Instructions to follow: Copy every line of the records that includes the word "Profile".

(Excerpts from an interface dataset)
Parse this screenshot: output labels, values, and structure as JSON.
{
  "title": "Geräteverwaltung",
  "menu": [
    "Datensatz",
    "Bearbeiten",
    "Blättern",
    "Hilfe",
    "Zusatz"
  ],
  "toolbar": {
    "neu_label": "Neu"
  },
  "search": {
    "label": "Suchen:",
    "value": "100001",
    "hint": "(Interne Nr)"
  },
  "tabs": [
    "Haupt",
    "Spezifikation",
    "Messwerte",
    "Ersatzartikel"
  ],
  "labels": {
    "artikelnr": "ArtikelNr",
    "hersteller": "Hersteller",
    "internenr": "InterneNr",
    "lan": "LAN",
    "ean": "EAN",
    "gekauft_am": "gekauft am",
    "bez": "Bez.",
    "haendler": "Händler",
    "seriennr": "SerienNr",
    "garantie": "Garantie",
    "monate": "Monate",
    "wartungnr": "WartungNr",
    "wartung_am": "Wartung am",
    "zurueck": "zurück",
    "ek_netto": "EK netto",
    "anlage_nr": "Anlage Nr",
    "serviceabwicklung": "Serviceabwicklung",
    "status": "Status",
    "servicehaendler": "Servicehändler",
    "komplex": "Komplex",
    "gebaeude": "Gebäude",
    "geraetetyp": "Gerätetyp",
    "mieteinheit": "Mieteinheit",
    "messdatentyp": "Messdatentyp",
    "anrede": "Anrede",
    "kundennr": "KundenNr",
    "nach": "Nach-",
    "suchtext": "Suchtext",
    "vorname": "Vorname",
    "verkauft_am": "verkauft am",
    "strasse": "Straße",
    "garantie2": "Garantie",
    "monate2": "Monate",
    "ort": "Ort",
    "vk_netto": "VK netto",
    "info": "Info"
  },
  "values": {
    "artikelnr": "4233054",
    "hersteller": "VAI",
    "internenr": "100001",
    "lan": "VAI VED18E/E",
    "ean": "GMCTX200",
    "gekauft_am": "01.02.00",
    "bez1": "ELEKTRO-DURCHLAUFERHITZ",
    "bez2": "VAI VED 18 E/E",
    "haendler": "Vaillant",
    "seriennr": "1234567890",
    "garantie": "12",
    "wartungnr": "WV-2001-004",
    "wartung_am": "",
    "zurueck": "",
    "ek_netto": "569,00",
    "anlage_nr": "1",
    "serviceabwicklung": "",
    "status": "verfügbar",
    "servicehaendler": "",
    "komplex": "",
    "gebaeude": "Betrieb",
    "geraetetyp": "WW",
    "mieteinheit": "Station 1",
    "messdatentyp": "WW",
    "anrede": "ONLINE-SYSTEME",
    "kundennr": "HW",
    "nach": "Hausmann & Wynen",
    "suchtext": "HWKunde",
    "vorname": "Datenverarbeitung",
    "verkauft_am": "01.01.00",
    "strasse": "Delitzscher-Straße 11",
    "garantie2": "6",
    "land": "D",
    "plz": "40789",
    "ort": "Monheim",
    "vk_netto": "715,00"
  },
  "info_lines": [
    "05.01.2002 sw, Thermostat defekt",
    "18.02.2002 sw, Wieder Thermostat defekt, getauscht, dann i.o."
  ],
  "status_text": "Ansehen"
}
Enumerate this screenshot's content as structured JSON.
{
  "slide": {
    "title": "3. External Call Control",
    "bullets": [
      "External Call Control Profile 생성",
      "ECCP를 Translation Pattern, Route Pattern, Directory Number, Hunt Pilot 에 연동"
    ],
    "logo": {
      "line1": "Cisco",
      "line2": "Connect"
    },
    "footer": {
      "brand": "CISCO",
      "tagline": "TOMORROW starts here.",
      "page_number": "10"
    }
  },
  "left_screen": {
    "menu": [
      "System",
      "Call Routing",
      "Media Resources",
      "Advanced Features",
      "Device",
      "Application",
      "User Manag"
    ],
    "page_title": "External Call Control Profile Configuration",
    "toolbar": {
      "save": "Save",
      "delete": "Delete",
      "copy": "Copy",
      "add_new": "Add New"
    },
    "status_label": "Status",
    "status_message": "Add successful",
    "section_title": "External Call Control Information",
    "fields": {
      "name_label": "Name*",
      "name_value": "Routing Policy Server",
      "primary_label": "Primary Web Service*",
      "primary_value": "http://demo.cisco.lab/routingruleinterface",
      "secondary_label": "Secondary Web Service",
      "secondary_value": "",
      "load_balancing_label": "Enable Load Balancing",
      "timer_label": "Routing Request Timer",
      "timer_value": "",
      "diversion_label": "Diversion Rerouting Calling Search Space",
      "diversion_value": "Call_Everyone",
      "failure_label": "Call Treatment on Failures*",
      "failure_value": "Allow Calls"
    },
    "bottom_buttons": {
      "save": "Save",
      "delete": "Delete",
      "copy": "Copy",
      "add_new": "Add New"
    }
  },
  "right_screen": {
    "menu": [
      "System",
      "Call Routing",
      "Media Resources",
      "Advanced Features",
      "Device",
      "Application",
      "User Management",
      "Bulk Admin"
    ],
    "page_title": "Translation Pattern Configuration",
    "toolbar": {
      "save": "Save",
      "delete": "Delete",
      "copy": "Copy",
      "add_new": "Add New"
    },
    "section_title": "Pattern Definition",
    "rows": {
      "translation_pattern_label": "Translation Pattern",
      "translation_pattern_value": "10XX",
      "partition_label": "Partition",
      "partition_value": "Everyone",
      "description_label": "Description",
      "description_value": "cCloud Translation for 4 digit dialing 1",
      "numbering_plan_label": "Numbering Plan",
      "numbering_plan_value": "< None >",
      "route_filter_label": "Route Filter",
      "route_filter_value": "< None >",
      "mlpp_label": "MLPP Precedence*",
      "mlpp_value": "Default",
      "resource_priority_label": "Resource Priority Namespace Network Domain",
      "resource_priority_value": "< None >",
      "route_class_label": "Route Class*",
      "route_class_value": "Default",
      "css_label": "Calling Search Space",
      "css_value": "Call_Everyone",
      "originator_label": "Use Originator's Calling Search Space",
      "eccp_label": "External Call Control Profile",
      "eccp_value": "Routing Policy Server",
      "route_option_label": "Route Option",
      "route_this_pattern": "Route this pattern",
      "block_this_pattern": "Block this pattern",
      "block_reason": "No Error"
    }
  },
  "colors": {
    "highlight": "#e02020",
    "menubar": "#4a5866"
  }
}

Result:
      "External Call Control Profile 생성",
    "page_title": "External Call Control Profile Configuration",
      "eccp_label": "External Call Control Profile",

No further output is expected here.